### Work to complete
Note each line in the data below that holds "JSON", and copy it.

### The data

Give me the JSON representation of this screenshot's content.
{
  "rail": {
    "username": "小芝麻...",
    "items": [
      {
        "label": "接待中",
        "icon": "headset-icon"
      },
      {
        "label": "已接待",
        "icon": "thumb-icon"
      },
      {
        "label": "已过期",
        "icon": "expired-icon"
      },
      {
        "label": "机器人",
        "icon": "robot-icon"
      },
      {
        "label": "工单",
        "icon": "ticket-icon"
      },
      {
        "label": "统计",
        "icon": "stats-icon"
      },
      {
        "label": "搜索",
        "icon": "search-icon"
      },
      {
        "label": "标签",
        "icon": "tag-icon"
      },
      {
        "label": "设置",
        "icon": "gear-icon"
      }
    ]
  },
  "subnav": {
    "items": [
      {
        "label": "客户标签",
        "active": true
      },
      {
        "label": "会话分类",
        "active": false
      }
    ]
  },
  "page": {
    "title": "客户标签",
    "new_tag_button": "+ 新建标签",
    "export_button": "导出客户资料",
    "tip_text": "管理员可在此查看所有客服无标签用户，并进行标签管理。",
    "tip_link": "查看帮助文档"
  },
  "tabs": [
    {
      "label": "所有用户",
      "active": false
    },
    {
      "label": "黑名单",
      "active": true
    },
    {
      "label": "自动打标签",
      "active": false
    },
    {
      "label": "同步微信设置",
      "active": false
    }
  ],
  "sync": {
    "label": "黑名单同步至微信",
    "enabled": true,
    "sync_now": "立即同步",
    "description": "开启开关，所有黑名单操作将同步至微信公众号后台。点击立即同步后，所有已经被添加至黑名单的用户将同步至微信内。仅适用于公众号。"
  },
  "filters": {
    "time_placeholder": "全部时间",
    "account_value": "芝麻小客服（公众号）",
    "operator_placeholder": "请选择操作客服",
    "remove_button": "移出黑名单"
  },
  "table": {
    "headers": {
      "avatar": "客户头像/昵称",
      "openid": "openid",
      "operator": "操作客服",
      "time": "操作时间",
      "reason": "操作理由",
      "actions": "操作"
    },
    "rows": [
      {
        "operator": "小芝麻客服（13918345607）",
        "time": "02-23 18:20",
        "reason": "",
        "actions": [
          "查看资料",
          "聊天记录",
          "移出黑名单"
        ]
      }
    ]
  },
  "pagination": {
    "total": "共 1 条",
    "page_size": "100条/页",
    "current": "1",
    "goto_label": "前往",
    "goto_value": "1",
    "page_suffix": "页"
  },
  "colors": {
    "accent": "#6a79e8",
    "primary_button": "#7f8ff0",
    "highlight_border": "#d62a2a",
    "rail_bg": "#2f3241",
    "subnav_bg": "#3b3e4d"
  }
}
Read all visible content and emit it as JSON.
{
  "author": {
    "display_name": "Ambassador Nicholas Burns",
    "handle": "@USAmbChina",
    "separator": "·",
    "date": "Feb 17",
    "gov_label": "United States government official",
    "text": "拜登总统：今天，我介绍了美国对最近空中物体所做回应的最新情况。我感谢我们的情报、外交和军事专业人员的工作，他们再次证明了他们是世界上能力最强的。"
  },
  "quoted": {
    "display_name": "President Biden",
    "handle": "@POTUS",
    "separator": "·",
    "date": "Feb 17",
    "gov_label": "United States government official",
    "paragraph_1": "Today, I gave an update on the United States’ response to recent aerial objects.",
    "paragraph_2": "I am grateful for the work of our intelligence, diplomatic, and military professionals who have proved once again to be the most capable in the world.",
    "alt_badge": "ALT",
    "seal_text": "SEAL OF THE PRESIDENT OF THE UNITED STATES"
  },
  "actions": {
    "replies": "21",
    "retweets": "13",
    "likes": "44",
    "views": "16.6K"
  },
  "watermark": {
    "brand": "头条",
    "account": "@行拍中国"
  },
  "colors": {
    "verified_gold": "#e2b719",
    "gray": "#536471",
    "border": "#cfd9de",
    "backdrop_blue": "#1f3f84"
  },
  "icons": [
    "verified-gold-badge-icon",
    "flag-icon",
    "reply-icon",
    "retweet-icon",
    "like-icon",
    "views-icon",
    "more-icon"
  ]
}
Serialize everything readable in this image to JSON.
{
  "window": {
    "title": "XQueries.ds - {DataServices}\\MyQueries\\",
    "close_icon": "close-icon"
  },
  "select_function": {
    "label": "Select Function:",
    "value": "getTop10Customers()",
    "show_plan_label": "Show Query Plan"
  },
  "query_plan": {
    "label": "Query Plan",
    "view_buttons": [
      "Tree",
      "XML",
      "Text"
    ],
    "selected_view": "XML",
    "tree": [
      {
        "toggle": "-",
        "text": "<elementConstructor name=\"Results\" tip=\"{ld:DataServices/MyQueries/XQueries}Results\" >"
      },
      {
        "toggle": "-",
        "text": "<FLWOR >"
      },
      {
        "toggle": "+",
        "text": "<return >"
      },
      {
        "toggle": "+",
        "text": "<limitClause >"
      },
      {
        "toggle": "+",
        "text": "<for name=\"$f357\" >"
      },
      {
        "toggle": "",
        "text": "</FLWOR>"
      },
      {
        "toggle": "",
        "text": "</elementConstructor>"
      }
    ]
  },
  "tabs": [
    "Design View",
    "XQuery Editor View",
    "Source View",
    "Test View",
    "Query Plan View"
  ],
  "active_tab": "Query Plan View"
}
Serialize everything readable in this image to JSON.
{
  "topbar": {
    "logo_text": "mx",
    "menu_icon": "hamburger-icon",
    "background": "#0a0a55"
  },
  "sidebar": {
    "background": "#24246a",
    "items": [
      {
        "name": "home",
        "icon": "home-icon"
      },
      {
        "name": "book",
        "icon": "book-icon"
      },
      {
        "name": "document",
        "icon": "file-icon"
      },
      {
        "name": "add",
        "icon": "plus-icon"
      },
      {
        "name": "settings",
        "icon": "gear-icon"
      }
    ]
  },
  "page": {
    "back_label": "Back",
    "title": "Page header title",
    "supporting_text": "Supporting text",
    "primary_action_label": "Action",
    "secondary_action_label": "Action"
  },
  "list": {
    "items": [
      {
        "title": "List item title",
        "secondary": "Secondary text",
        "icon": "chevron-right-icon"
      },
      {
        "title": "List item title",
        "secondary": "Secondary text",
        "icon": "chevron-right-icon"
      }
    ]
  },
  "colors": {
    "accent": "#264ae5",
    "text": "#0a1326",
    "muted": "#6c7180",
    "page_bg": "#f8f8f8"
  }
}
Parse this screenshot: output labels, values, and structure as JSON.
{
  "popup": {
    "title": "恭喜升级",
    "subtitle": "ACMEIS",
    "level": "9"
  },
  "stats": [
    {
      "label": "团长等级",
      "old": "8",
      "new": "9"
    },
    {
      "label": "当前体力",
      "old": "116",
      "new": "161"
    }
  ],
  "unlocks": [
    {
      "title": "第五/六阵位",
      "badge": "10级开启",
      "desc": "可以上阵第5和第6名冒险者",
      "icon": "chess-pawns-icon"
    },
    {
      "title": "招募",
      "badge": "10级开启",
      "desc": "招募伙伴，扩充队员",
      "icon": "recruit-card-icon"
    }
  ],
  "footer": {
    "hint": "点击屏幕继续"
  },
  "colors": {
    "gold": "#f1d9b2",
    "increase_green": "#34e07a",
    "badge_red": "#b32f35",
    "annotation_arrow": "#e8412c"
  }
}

### Result below
Give me the JSON representation of this screenshot's content.
Read all visible content and emit it as JSON.
Serialize everything readable in this image to JSON.
Serialize everything readable in this image to JSON.
Parse this screenshot: output labels, values, and structure as JSON.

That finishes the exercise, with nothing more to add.